Interface dataset entries:
□ □ □ □

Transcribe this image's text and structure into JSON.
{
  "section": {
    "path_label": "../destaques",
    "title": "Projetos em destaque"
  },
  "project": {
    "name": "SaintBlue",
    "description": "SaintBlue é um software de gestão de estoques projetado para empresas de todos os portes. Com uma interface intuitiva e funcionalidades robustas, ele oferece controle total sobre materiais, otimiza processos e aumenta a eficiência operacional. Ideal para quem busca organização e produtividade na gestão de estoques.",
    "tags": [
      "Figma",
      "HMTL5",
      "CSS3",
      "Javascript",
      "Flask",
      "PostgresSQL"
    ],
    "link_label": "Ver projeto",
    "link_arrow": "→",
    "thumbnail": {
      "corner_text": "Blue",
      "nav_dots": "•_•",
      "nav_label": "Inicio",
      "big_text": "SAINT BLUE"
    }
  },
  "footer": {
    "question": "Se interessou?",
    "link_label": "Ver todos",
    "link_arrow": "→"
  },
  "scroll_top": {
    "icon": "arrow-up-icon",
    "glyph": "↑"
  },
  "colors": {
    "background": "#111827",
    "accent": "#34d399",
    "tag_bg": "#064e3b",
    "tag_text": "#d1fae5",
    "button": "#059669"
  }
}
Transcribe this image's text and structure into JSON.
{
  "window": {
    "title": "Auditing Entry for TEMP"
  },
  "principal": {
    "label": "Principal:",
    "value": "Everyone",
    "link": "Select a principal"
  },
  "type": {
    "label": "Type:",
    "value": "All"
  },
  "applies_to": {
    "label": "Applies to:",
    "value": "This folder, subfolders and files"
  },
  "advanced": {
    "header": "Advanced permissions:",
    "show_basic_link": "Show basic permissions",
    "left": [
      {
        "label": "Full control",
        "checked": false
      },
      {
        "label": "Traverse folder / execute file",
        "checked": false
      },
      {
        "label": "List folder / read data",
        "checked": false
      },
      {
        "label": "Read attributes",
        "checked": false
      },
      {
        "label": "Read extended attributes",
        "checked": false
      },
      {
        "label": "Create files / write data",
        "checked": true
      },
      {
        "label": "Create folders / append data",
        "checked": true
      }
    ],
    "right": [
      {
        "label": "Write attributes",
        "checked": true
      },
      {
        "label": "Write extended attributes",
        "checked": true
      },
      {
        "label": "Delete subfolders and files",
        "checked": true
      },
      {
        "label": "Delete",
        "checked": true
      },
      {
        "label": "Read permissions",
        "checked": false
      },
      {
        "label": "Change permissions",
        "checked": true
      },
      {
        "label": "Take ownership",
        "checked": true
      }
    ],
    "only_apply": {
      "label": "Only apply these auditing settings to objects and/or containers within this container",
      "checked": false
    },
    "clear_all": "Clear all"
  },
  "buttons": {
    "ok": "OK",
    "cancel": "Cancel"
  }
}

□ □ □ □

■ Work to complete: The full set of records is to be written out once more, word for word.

■ Result of the task:
Transcribe this image's text and structure into JSON.
{
  "section": {
    "path_label": "../destaques",
    "title": "Projetos em destaque"
  },
  "project": {
    "name": "SaintBlue",
    "description": "SaintBlue é um software de gestão de estoques projetado para empresas de todos os portes. Com uma interface intuitiva e funcionalidades robustas, ele oferece controle total sobre materiais, otimiza processos e aumenta a eficiência operacional. Ideal para quem busca organização e produtividade na gestão de estoques.",
    "tags": [
      "Figma",
      "HMTL5",
      "CSS3",
      "Javascript",
      "Flask",
      "PostgresSQL"
    ],
    "link_label": "Ver projeto",
    "link_arrow": "→",
    "thumbnail": {
      "corner_text": "Blue",
      "nav_dots": "•_•",
      "nav_label": "Inicio",
      "big_text": "SAINT BLUE"
    }
  },
  "footer": {
    "question": "Se interessou?",
    "link_label": "Ver todos",
    "link_arrow": "→"
  },
  "scroll_top": {
    "icon": "arrow-up-icon",
    "glyph": "↑"
  },
  "colors": {
    "background": "#111827",
    "accent": "#34d399",
    "tag_bg": "#064e3b",
    "tag_text": "#d1fae5",
    "button": "#059669"
  }
}
Transcribe this image's text and structure into JSON.
{
  "window": {
    "title": "Auditing Entry for TEMP"
  },
  "principal": {
    "label": "Principal:",
    "value": "Everyone",
    "link": "Select a principal"
  },
  "type": {
    "label": "Type:",
    "value": "All"
  },
  "applies_to": {
    "label": "Applies to:",
    "value": "This folder, subfolders and files"
  },
  "advanced": {
    "header": "Advanced permissions:",
    "show_basic_link": "Show basic permissions",
    "left": [
      {
        "label": "Full control",
        "checked": false
      },
      {
        "label": "Traverse folder / execute file",
        "checked": false
      },
      {
        "label": "List folder / read data",
        "checked": false
      },
      {
        "label": "Read attributes",
        "checked": false
      },
      {
        "label": "Read extended attributes",
        "checked": false
      },
      {
        "label": "Create files / write data",
        "checked": true
      },
      {
        "label": "Create folders / append data",
        "checked": true
      }
    ],
    "right": [
      {
        "label": "Write attributes",
        "checked": true
      },
      {
        "label": "Write extended attributes",
        "checked": true
      },
      {
        "label": "Delete subfolders and files",
        "checked": true
      },
      {
        "label": "Delete",
        "checked": true
      },
      {
        "label": "Read permissions",
        "checked": false
      },
      {
        "label": "Change permissions",
        "checked": true
      },
      {
        "label": "Take ownership",
        "checked": true
      }
    ],
    "only_apply": {
      "label": "Only apply these auditing settings to objects and/or containers within this container",
      "checked": false
    },
    "clear_all": "Clear all"
  },
  "buttons": {
    "ok": "OK",
    "cancel": "Cancel"
  }
}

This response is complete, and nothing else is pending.